[[ INPUT FOR THIS TASK open ]]

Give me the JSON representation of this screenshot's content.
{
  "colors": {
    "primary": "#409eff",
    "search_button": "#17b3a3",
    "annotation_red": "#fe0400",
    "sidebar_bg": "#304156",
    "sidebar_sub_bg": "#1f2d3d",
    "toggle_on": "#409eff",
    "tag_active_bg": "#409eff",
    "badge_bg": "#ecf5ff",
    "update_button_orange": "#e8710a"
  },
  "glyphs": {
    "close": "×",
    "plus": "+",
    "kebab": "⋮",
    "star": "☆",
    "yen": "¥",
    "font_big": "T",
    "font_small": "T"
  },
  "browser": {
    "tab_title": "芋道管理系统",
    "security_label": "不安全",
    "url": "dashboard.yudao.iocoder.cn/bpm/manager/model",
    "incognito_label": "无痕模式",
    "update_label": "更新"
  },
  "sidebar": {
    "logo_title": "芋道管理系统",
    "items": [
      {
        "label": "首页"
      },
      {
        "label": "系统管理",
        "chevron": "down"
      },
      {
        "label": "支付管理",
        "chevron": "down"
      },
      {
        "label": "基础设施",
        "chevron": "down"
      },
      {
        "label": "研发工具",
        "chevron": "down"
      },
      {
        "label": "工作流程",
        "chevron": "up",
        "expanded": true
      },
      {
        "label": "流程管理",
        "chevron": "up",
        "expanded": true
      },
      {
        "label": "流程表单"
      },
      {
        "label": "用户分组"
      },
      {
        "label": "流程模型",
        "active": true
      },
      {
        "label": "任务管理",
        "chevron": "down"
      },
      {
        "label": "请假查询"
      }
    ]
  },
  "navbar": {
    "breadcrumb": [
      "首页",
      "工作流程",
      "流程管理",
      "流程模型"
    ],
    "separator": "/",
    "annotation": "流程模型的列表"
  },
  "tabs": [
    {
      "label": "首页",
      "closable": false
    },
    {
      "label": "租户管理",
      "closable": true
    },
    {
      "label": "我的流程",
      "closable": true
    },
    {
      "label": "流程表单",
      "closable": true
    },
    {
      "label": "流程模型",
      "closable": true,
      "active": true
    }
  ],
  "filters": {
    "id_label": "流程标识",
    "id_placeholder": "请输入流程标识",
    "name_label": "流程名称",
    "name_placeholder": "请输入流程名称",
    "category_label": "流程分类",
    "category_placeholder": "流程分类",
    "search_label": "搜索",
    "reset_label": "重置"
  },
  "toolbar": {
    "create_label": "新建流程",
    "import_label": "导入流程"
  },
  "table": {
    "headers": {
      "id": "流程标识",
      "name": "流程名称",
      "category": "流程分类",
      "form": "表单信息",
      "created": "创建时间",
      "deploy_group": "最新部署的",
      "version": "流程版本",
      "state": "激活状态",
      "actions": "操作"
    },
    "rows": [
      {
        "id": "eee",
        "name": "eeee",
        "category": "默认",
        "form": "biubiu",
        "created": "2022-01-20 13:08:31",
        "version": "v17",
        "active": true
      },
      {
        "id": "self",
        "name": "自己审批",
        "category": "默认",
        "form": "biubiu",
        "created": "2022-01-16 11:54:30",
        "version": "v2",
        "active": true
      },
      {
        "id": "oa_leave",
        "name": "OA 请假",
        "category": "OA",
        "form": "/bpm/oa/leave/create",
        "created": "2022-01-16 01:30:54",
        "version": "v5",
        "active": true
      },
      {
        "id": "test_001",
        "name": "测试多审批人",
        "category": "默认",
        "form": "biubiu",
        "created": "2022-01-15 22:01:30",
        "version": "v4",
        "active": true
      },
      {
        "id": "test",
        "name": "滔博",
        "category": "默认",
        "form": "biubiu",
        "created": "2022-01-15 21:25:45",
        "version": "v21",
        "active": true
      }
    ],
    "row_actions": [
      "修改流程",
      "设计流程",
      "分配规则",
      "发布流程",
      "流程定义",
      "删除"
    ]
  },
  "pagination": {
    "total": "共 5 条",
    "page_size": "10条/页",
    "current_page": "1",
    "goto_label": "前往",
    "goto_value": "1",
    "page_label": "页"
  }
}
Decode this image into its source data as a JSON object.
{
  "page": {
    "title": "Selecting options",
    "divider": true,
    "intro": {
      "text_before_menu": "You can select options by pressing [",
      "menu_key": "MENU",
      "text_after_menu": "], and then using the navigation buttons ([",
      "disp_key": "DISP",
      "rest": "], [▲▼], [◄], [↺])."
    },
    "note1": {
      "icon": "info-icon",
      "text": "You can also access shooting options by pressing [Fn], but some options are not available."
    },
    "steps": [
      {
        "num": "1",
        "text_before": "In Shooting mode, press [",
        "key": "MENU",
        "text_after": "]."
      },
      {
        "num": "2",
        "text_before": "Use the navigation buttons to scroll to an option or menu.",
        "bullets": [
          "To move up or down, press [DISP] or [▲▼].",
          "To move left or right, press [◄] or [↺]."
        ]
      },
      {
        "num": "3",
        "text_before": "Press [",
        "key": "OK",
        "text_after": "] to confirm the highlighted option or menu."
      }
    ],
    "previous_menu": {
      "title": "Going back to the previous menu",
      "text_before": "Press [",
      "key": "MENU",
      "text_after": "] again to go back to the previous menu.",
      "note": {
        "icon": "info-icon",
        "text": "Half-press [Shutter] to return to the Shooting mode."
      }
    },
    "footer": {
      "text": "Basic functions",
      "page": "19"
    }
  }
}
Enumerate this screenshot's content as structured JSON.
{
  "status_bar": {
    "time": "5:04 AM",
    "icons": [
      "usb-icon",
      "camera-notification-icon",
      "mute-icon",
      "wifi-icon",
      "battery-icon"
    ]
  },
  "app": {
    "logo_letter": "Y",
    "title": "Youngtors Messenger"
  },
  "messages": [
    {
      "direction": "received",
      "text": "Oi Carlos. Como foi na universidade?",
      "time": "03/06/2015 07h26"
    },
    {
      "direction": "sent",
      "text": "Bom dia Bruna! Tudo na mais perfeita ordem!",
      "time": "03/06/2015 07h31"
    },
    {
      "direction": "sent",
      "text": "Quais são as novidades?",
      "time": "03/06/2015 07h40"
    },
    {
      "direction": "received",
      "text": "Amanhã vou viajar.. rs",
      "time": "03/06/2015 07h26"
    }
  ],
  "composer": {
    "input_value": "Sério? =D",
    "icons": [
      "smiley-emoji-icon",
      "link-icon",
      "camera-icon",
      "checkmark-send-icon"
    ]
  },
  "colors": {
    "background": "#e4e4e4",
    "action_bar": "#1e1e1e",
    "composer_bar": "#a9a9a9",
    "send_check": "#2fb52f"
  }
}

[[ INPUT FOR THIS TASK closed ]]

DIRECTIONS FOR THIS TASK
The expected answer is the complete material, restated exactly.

RESULT
Give me the JSON representation of this screenshot's content.
{
  "colors": {
    "primary": "#409eff",
    "search_button": "#17b3a3",
    "annotation_red": "#fe0400",
    "sidebar_bg": "#304156",
    "sidebar_sub_bg": "#1f2d3d",
    "toggle_on": "#409eff",
    "tag_active_bg": "#409eff",
    "badge_bg": "#ecf5ff",
    "update_button_orange": "#e8710a"
  },
  "glyphs": {
    "close": "×",
    "plus": "+",
    "kebab": "⋮",
    "star": "☆",
    "yen": "¥",
    "font_big": "T",
    "font_small": "T"
  },
  "browser": {
    "tab_title": "芋道管理系统",
    "security_label": "不安全",
    "url": "dashboard.yudao.iocoder.cn/bpm/manager/model",
    "incognito_label": "无痕模式",
    "update_label": "更新"
  },
  "sidebar": {
    "logo_title": "芋道管理系统",
    "items": [
      {
        "label": "首页"
      },
      {
        "label": "系统管理",
        "chevron": "down"
      },
      {
        "label": "支付管理",
        "chevron": "down"
      },
      {
        "label": "基础设施",
        "chevron": "down"
      },
      {
        "label": "研发工具",
        "chevron": "down"
      },
      {
        "label": "工作流程",
        "chevron": "up",
        "expanded": true
      },
      {
        "label": "流程管理",
        "chevron": "up",
        "expanded": true
      },
      {
        "label": "流程表单"
      },
      {
        "label": "用户分组"
      },
      {
        "label": "流程模型",
        "active": true
      },
      {
        "label": "任务管理",
        "chevron": "down"
      },
      {
        "label": "请假查询"
      }
    ]
  },
  "navbar": {
    "breadcrumb": [
      "首页",
      "工作流程",
      "流程管理",
      "流程模型"
    ],
    "separator": "/",
    "annotation": "流程模型的列表"
  },
  "tabs": [
    {
      "label": "首页",
      "closable": false
    },
    {
      "label": "租户管理",
      "closable": true
    },
    {
      "label": "我的流程",
      "closable": true
    },
    {
      "label": "流程表单",
      "closable": true
    },
    {
      "label": "流程模型",
      "closable": true,
      "active": true
    }
  ],
  "filters": {
    "id_label": "流程标识",
    "id_placeholder": "请输入流程标识",
    "name_label": "流程名称",
    "name_placeholder": "请输入流程名称",
    "category_label": "流程分类",
    "category_placeholder": "流程分类",
    "search_label": "搜索",
    "reset_label": "重置"
  },
  "toolbar": {
    "create_label": "新建流程",
    "import_label": "导入流程"
  },
  "table": {
    "headers": {
      "id": "流程标识",
      "name": "流程名称",
      "category": "流程分类",
      "form": "表单信息",
      "created": "创建时间",
      "deploy_group": "最新部署的",
      "version": "流程版本",
      "state": "激活状态",
      "actions": "操作"
    },
    "rows": [
      {
        "id": "eee",
        "name": "eeee",
        "category": "默认",
        "form": "biubiu",
        "created": "2022-01-20 13:08:31",
        "version": "v17",
        "active": true
      },
      {
        "id": "self",
        "name": "自己审批",
        "category": "默认",
        "form": "biubiu",
        "created": "2022-01-16 11:54:30",
        "version": "v2",
        "active": true
      },
      {
        "id": "oa_leave",
        "name": "OA 请假",
        "category": "OA",
        "form": "/bpm/oa/leave/create",
        "created": "2022-01-16 01:30:54",
        "version": "v5",
        "active": true
      },
      {
        "id": "test_001",
        "name": "测试多审批人",
        "category": "默认",
        "form": "biubiu",
        "created": "2022-01-15 22:01:30",
        "version": "v4",
        "active": true
      },
      {
        "id": "test",
        "name": "滔博",
        "category": "默认",
        "form": "biubiu",
        "created": "2022-01-15 21:25:45",
        "version": "v21",
        "active": true
      }
    ],
    "row_actions": [
      "修改流程",
      "设计流程",
      "分配规则",
      "发布流程",
      "流程定义",
      "删除"
    ]
  },
  "pagination": {
    "total": "共 5 条",
    "page_size": "10条/页",
    "current_page": "1",
    "goto_label": "前往",
    "goto_value": "1",
    "page_label": "页"
  }
}
Decode this image into its source data as a JSON object.
{
  "page": {
    "title": "Selecting options",
    "divider": true,
    "intro": {
      "text_before_menu": "You can select options by pressing [",
      "menu_key": "MENU",
      "text_after_menu": "], and then using the navigation buttons ([",
      "disp_key": "DISP",
      "rest": "], [▲▼], [◄], [↺])."
    },
    "note1": {
      "icon": "info-icon",
      "text": "You can also access shooting options by pressing [Fn], but some options are not available."
    },
    "steps": [
      {
        "num": "1",
        "text_before": "In Shooting mode, press [",
        "key": "MENU",
        "text_after": "]."
      },
      {
        "num": "2",
        "text_before": "Use the navigation buttons to scroll to an option or menu.",
        "bullets": [
          "To move up or down, press [DISP] or [▲▼].",
          "To move left or right, press [◄] or [↺]."
        ]
      },
      {
        "num": "3",
        "text_before": "Press [",
        "key": "OK",
        "text_after": "] to confirm the highlighted option or menu."
      }
    ],
    "previous_menu": {
      "title": "Going back to the previous menu",
      "text_before": "Press [",
      "key": "MENU",
      "text_after": "] again to go back to the previous menu.",
      "note": {
        "icon": "info-icon",
        "text": "Half-press [Shutter] to return to the Shooting mode."
      }
    },
    "footer": {
      "text": "Basic functions",
      "page": "19"
    }
  }
}
Enumerate this screenshot's content as structured JSON.
{
  "status_bar": {
    "time": "5:04 AM",
    "icons": [
      "usb-icon",
      "camera-notification-icon",
      "mute-icon",
      "wifi-icon",
      "battery-icon"
    ]
  },
  "app": {
    "logo_letter": "Y",
    "title": "Youngtors Messenger"
  },
  "messages": [
    {
      "direction": "received",
      "text": "Oi Carlos. Como foi na universidade?",
      "time": "03/06/2015 07h26"
    },
    {
      "direction": "sent",
      "text": "Bom dia Bruna! Tudo na mais perfeita ordem!",
      "time": "03/06/2015 07h31"
    },
    {
      "direction": "sent",
      "text": "Quais são as novidades?",
      "time": "03/06/2015 07h40"
    },
    {
      "direction": "received",
      "text": "Amanhã vou viajar.. rs",
      "time": "03/06/2015 07h26"
    }
  ],
  "composer": {
    "input_value": "Sério? =D",
    "icons": [
      "smiley-emoji-icon",
      "link-icon",
      "camera-icon",
      "checkmark-send-icon"
    ]
  },
  "colors": {
    "background": "#e4e4e4",
    "action_bar": "#1e1e1e",
    "composer_bar": "#a9a9a9",
    "send_check": "#2fb52f"
  }
}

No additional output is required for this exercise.